Anna Arutunyan, Kim Hjelmgaard and Zach Coleman, USA TODAY
MOSCOW - U.S. spy leaker Edward Snowden is in the transit area of Moscow's Sheremetyevo airport, Russian President Vladimir Putin said on Tuesday. Putin said that Russia would not extradite him.
Earlier, Russia's foreign minister said that U.S. demands to extradite Snowden to the U.S. were "ungrounded and unacceptable."
Sergey Lavrov said that Snowden has not crossed the border into Russia and that his country has had no involvement in the former National Security Agency contractor's travel plans.
"I want to say straight away that we have no connection either to Mr. Snowden or to his relationship with American justice, or to his travels around the world. He chose his route independently, and we found out about it ... through the media. He did not cross the Russian border," Lavrov said in comments carried by RIA Novosti.
"We consider as absolutely unfounded and unacceptable the attempts we are seeing to accuse Russia of violating U.S. law and almost of conspiracy, accompanied by threats against us. There is no lawful basis for this kind of behavior from American officials." he said.
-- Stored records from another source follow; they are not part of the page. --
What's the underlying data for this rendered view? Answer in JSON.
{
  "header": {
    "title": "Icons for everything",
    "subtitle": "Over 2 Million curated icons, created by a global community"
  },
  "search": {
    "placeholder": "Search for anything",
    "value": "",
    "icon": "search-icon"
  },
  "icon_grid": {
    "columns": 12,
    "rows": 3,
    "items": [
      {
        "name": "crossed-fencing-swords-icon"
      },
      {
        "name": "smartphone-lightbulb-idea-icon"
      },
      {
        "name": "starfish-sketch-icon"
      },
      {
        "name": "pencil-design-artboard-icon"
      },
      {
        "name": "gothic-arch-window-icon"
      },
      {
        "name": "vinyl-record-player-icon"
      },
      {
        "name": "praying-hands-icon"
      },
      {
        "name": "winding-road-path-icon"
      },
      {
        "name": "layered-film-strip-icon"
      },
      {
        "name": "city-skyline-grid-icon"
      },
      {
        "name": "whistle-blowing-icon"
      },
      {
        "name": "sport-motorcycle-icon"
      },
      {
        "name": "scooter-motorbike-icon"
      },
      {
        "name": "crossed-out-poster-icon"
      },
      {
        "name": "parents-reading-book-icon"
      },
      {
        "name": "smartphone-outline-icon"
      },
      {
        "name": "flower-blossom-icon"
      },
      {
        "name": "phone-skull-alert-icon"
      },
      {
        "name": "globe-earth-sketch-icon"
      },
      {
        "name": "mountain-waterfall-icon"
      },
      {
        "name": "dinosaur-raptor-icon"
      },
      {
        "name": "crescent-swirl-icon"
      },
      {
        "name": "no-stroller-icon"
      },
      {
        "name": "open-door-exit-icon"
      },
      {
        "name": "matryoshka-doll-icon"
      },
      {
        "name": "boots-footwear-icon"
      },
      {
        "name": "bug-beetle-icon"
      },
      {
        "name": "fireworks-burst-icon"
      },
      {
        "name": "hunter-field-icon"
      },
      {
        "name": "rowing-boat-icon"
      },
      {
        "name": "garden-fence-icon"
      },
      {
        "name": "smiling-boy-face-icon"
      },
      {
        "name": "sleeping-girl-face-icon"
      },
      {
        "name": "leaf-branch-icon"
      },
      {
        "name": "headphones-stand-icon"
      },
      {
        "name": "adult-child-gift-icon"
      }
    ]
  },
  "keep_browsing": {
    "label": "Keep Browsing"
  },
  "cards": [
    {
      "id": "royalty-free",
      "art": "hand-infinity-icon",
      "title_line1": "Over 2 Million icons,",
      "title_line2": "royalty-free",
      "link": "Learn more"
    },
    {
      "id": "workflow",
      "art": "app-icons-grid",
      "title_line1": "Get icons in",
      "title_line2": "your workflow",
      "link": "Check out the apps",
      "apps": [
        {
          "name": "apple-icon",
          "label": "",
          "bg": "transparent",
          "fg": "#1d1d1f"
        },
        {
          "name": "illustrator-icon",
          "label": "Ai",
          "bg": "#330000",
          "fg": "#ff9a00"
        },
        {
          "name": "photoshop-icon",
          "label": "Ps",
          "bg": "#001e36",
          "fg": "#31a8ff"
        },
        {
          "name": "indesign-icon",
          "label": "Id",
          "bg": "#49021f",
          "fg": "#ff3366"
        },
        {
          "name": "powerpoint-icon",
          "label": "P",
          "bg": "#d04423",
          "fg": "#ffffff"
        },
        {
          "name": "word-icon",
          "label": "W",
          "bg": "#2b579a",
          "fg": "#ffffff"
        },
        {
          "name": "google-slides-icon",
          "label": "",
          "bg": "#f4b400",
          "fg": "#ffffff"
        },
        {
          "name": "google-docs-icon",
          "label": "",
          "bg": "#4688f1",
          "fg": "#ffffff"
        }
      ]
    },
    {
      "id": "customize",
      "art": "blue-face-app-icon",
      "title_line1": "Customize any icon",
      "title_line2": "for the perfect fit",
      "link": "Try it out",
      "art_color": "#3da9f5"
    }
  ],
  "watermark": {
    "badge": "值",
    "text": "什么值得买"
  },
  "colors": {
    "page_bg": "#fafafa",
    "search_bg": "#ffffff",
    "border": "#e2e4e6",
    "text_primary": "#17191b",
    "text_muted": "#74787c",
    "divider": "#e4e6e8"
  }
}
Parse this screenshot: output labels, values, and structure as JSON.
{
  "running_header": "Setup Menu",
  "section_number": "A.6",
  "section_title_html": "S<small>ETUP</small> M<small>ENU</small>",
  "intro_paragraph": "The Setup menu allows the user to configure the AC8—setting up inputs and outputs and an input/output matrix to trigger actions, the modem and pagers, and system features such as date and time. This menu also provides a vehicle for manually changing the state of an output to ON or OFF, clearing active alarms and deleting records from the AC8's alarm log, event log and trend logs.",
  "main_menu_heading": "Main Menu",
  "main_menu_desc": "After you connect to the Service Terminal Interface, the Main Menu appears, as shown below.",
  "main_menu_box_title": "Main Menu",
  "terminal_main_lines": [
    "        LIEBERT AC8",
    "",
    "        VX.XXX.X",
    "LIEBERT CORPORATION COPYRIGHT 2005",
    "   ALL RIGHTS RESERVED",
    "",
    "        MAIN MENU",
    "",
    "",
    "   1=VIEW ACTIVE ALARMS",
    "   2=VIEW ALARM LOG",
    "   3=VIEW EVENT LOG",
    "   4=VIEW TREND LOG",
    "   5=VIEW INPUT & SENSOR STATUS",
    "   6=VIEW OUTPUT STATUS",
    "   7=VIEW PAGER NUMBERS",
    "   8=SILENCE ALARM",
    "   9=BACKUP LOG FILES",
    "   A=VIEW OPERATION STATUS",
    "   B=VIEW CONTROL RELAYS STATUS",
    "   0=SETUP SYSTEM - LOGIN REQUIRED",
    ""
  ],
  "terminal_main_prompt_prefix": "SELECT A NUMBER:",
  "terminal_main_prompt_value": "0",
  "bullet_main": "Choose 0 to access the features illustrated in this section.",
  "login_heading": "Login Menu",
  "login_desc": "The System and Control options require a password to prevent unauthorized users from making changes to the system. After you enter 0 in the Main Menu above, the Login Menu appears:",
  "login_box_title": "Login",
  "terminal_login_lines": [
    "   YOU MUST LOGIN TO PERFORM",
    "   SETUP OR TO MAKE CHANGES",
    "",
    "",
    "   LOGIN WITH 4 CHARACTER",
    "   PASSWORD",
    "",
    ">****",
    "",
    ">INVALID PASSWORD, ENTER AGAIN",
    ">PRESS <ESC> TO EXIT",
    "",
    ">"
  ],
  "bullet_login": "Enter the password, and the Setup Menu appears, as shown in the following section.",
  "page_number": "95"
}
Snowden flew to Russia on Sunday from Hong Kong, but he has not been seen in public after reports indicated he arrived safely in Moscow.
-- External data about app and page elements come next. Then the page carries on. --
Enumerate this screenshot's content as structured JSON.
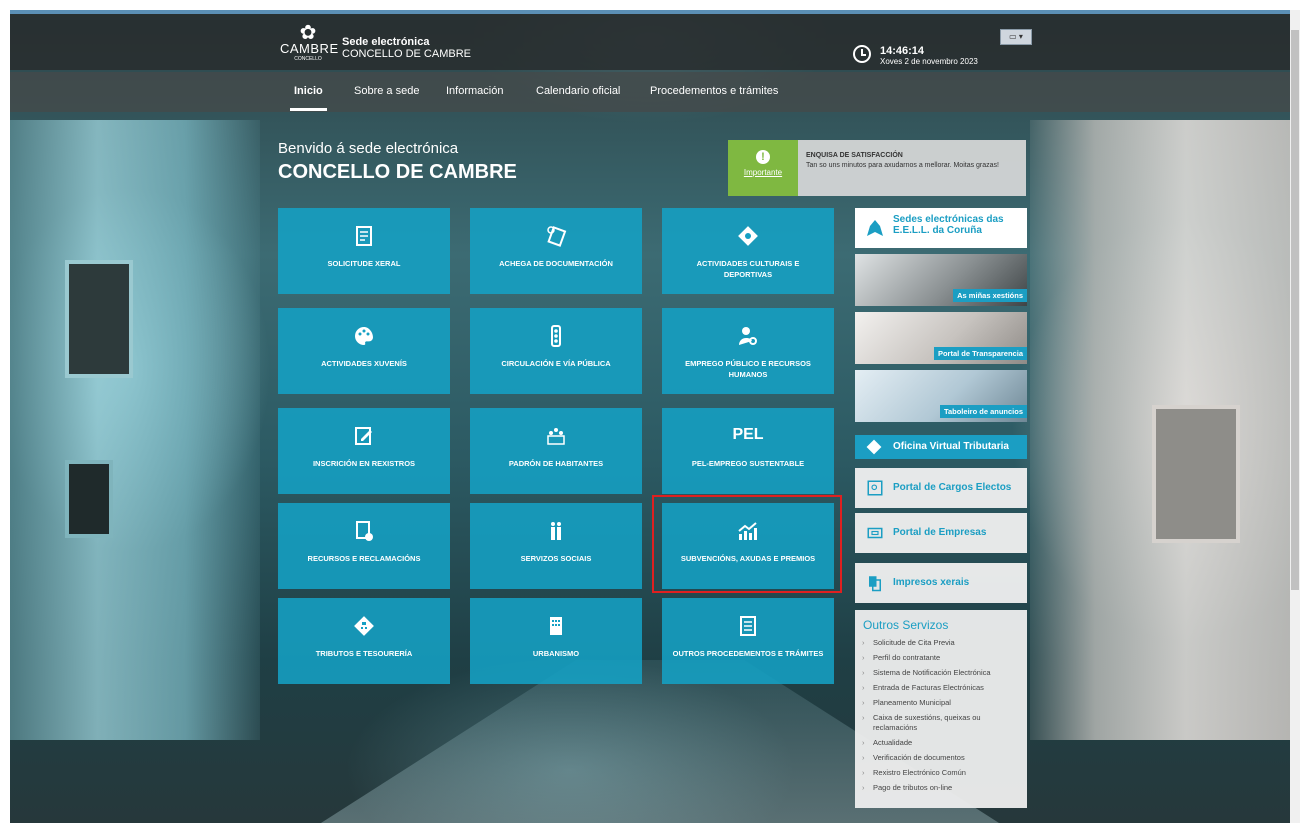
{
  "header": {
    "logo_text": "CAMBRE",
    "logo_sub": "CONCELLO",
    "site_title_1": "Sede electrónica",
    "site_title_2": "CONCELLO DE CAMBRE",
    "time": "14:46:14",
    "date": "Xoves 2 de novembro 2023",
    "language": "GL"
  },
  "nav": {
    "items": [
      "Inicio",
      "Sobre a sede",
      "Información",
      "Calendario oficial",
      "Procedementos e trámites"
    ]
  },
  "welcome": {
    "line1": "Benvido á sede electrónica",
    "line2": "CONCELLO DE CAMBRE"
  },
  "survey": {
    "badge": "Importante",
    "title": "ENQUISA DE SATISFACCIÓN",
    "text": "Tan so uns minutos para axudarnos a mellorar. Moitas grazas!"
  },
  "tiles": [
    {
      "label": "SOLICITUDE XERAL",
      "icon": "document-icon"
    },
    {
      "label": "ACHEGA DE DOCUMENTACIÓN",
      "icon": "documents-icon"
    },
    {
      "label": "ACTIVIDADES CULTURAIS E DEPORTIVAS",
      "icon": "ticket-icon"
    },
    {
      "label": "ACTIVIDADES XUVENÍS",
      "icon": "palette-icon"
    },
    {
      "label": "CIRCULACIÓN E VÍA PÚBLICA",
      "icon": "traffic-light-icon"
    },
    {
      "label": "EMPREGO PÚBLICO E RECURSOS HUMANOS",
      "icon": "user-search-icon"
    },
    {
      "label": "INSCRICIÓN EN REXISTROS",
      "icon": "edit-icon"
    },
    {
      "label": "PADRÓN DE HABITANTES",
      "icon": "people-icon"
    },
    {
      "label": "PEL-EMPREGO SUSTENTABLE",
      "icon": "pel-text-icon",
      "icon_text": "PEL"
    },
    {
      "label": "RECURSOS E RECLAMACIÓNS",
      "icon": "document-clock-icon"
    },
    {
      "label": "SERVIZOS SOCIAIS",
      "icon": "family-icon"
    },
    {
      "label": "SUBVENCIÓNS, AXUDAS E PREMIOS",
      "icon": "growth-chart-icon"
    },
    {
      "label": "TRIBUTOS E TESOURERÍA",
      "icon": "calculator-icon"
    },
    {
      "label": "URBANISMO",
      "icon": "building-icon"
    },
    {
      "label": "OUTROS PROCEDEMENTOS E TRÁMITES",
      "icon": "document-list-icon"
    }
  ],
  "sidebar": {
    "sedes": "Sedes electrónicas das E.E.L.L. da Coruña",
    "xestions": "As miñas xestións",
    "transparencia": "Portal de Transparencia",
    "taboleiro": "Taboleiro de anuncios",
    "oficina": "Oficina Virtual Tributaria",
    "cargos": "Portal de Cargos Electos",
    "empresas": "Portal de Empresas",
    "impresos": "Impresos xerais",
    "outros_title": "Outros Servizos",
    "outros": [
      "Solicitude de Cita Previa",
      "Perfil do contratante",
      "Sistema de Notificación Electrónica",
      "Entrada de Facturas Electrónicas",
      "Planeamento Municipal",
      "Caixa de suxestións, queixas ou reclamacións",
      "Actualidade",
      "Verificación de documentos",
      "Rexistro Electrónico Común",
      "Pago de tributos on-line"
    ]
  },
  "colors": {
    "tile": "#15a0c4",
    "accent": "#1b9ec3",
    "badge": "#7fb841",
    "highlight": "#e02020"
  }
}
He failed to board a flight bound for Cuba on Monday afternoon, where it is thought he would then seek onward travel to Ecuador, and possible political asylum. The U.S. has revoked Snowden's passport, and on Monday White House spokesman Jay Carney said that it is the administration's assumption "that he is in Russia."
Rimsky Yuen, Hong Kong's justice secretary, meanwhile on Tuesday detailed some of the clarifications that the city had requested of the U.S. regarding its extradition request for Snowden after Carney said there had been "a deliberate choice by the government to release a fugitive." Hong Kong said it did not receive a reply before Snowden's flight.
Yuen said that Hong Kong immigration records, the documents the U.S. Justice Department provided on Snowden's charges and U.S. correspondence showed Snowden's middle name differently - variously James, Joseph and just the initial J - and that the U.S. did not provide his passport number, which might have helped clarify his identity.
Yuen also said that Hong Kong was seeking U.S. clarification as to whether the charges against Snowden were political.
The extradition agreement between the two governments specifically excludes fugitives "if the offense of which that person is accused or was convicted is an offense of a political character," said Barry Sautman, an associate professor at Hong Kong University of Science and Technology. Earlier, Sautman told USA TODAY he has "no doubt that a court would construe what Snowden did as political."
"All along we acted fully in accordance with the law and any suggestion that we deliberately let Mr Snowden go away or (did anything else) to obstruct the normal operation is totally untrue," said Yuen.
Tuesday's remarks from Russia and Hong Kong came after a Chinese state newspaper praised Snowden for his decision to make public government surveillance programs, adding fresh pressure to increasingly strained U.S.-China relations.
In a commentary, the China's People's Daily, the Chinese Communist party's official newspaper, lauded Snowden for "tearing off Washington's sanctimonious mask."
The People's Daily added: "Not only did the U.S. authorities not give us an explanation and apology, it instead expressed dissatisfaction at the Hong Kong Special Administrative Region for handling things in accordance with the law." The commentary went on: "In a sense, the U.S. has gone from a model of human rights to an eavesdropper on personal privacy, the manipulator of the centralized power over the international internet, and the mad invader of other countries' networks."
Separately, Chinese Foreign Ministry spokeswoman Hua Chunying also denounced the U.S. accusations as "groundless." She said, "It is unreasonable for the U.S. to question Hong Kong's handling of affairs in accordance with law, and the accusation against the Chinese central government is groundless."
Contributing: Kim Hjelmgaard reported from London; Zach Coleman reported from Hong Kong; Assopciated Press